### WORK REQUIRED
Working from the listing below, set down every line exactly.

--- AVAILABLE DATA Enclosed Below ---

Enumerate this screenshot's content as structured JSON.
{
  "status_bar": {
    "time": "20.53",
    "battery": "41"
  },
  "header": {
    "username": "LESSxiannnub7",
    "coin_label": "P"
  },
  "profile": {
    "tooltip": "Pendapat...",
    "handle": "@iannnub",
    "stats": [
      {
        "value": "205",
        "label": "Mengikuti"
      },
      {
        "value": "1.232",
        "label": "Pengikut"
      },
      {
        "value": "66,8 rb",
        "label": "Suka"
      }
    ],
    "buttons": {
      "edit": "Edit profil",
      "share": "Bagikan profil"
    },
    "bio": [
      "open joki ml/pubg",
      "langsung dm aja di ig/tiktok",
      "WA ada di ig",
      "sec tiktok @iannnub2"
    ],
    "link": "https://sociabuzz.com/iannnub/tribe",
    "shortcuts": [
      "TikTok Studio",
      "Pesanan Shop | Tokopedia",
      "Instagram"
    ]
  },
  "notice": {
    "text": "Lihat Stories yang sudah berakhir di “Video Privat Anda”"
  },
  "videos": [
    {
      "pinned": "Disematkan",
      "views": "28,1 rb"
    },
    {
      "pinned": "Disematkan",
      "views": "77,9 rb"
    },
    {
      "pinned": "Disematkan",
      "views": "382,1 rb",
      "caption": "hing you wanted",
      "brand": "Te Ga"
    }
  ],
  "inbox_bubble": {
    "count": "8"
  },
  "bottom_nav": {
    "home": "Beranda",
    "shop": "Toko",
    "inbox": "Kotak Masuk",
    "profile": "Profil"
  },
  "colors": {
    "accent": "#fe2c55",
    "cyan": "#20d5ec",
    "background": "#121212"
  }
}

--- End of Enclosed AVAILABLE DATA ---

### TASK ANSWER
Enumerate this screenshot's content as structured JSON.
{
  "status_bar": {
    "time": "20.53",
    "battery": "41"
  },
  "header": {
    "username": "LESSxiannnub7",
    "coin_label": "P"
  },
  "profile": {
    "tooltip": "Pendapat...",
    "handle": "@iannnub",
    "stats": [
      {
        "value": "205",
        "label": "Mengikuti"
      },
      {
        "value": "1.232",
        "label": "Pengikut"
      },
      {
        "value": "66,8 rb",
        "label": "Suka"
      }
    ],
    "buttons": {
      "edit": "Edit profil",
      "share": "Bagikan profil"
    },
    "bio": [
      "open joki ml/pubg",
      "langsung dm aja di ig/tiktok",
      "WA ada di ig",
      "sec tiktok @iannnub2"
    ],
    "link": "https://sociabuzz.com/iannnub/tribe",
    "shortcuts": [
      "TikTok Studio",
      "Pesanan Shop | Tokopedia",
      "Instagram"
    ]
  },
  "notice": {
    "text": "Lihat Stories yang sudah berakhir di “Video Privat Anda”"
  },
  "videos": [
    {
      "pinned": "Disematkan",
      "views": "28,1 rb"
    },
    {
      "pinned": "Disematkan",
      "views": "77,9 rb"
    },
    {
      "pinned": "Disematkan",
      "views": "382,1 rb",
      "caption": "hing you wanted",
      "brand": "Te Ga"
    }
  ],
  "inbox_bubble": {
    "count": "8"
  },
  "bottom_nav": {
    "home": "Beranda",
    "shop": "Toko",
    "inbox": "Kotak Masuk",
    "profile": "Profil"
  },
  "colors": {
    "accent": "#fe2c55",
    "cyan": "#20d5ec",
    "background": "#121212"
  }
}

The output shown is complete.